A Tank Graveyard Is The Perfect Example Of Pork-Barrel Spending

A tank program the military said it doesn't need is a result of pork-barrel spending meant to bring money to a lawmaker's home district.

A Tank Graveyard Is The Perfect Example Of Pork-Barrel Spending
Erik Janiszewski

Ever heard of pork-barrel spending? It's not about pigs. It's a term used to describe funds from Congress that are pumped into local projects, mainly to bring money back to a lawmaker's home district.

In fiscal year 2016, 123 earmarks — that's another word for pork spending — cost taxpayers $5.1 billion. That's especially high when you look at the past few years. The figure has about doubled just since 2014. And all of this year's pork spending was in one big bill — HR 2029, according to the Pig Book, an annual report from Citizens Against Government Waste.

One of fiscal year 2016's earmarks is a classic example of pork-barrel spending. It's $40 million to continue upgrading the M1 Abrams tank, and this has been an earmark for years. But the thing is, the Department of Defense doesn't want it.

"It would cost us $2.8 billion just to keep that open, and our tank fleet is in good shape," said former Army Chief of Staff Gen. Raymond T. Odierno.

The Army has told Congress it's good on these tanks. It's so good, it has 2,000 of them parked in the desert in California.

Since fiscal year 1994, there have been 39 earmarks just for this tank program, which together has cost $948.6 million, according to Citizens Against Government Waste.

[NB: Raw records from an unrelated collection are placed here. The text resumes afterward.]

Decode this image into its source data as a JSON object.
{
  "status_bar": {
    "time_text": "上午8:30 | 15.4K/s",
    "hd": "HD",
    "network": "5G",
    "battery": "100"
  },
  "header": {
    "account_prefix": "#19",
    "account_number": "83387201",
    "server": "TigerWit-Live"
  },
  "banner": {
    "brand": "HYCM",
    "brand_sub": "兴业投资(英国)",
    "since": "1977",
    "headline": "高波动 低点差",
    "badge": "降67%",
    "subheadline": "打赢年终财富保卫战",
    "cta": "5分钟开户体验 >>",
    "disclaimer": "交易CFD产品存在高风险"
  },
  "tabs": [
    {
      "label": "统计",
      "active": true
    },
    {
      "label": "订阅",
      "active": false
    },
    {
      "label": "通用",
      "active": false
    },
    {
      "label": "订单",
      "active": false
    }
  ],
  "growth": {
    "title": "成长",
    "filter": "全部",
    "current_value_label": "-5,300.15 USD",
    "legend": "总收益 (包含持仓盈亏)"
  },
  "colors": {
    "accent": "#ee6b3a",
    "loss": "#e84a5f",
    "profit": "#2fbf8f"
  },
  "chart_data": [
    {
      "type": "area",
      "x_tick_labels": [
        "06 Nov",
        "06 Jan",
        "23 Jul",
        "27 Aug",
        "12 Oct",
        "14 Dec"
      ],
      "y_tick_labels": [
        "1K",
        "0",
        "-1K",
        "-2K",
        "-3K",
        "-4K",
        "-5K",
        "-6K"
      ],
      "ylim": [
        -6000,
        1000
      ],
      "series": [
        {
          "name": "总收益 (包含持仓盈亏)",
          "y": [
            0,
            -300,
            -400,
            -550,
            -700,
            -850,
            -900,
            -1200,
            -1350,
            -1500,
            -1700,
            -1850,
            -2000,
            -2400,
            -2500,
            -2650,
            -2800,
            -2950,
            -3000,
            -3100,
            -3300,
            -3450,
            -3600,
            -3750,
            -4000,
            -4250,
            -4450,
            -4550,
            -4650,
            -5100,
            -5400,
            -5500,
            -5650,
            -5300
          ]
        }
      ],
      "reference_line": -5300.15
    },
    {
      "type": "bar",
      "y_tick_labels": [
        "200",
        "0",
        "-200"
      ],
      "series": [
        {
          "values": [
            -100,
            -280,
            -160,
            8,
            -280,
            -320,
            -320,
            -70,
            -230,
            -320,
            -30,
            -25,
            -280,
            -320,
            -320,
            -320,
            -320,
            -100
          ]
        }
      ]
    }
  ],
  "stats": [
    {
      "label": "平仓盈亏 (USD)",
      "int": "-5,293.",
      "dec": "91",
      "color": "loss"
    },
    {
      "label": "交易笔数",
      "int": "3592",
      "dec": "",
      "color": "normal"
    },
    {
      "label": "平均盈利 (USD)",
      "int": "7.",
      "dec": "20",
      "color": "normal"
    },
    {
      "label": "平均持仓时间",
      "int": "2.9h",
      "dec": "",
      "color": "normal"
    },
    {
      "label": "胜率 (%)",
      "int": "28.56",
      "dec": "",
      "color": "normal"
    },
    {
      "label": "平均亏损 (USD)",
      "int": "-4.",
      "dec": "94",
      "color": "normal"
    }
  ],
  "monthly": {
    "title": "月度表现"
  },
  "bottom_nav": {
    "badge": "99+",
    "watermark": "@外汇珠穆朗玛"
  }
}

So why spend millions on military equipment the military doesn't need? To keep money coming into lawmakers' home districts where parts for those tanks are built, which means jobs and economic stimulation in their districts — even if it doesn't make economic sense nationwide.

Which is pretty much a perfect, textbook example of pork-barrel spending.

This video includes clips from C-SPANCNN and the Department of Defense.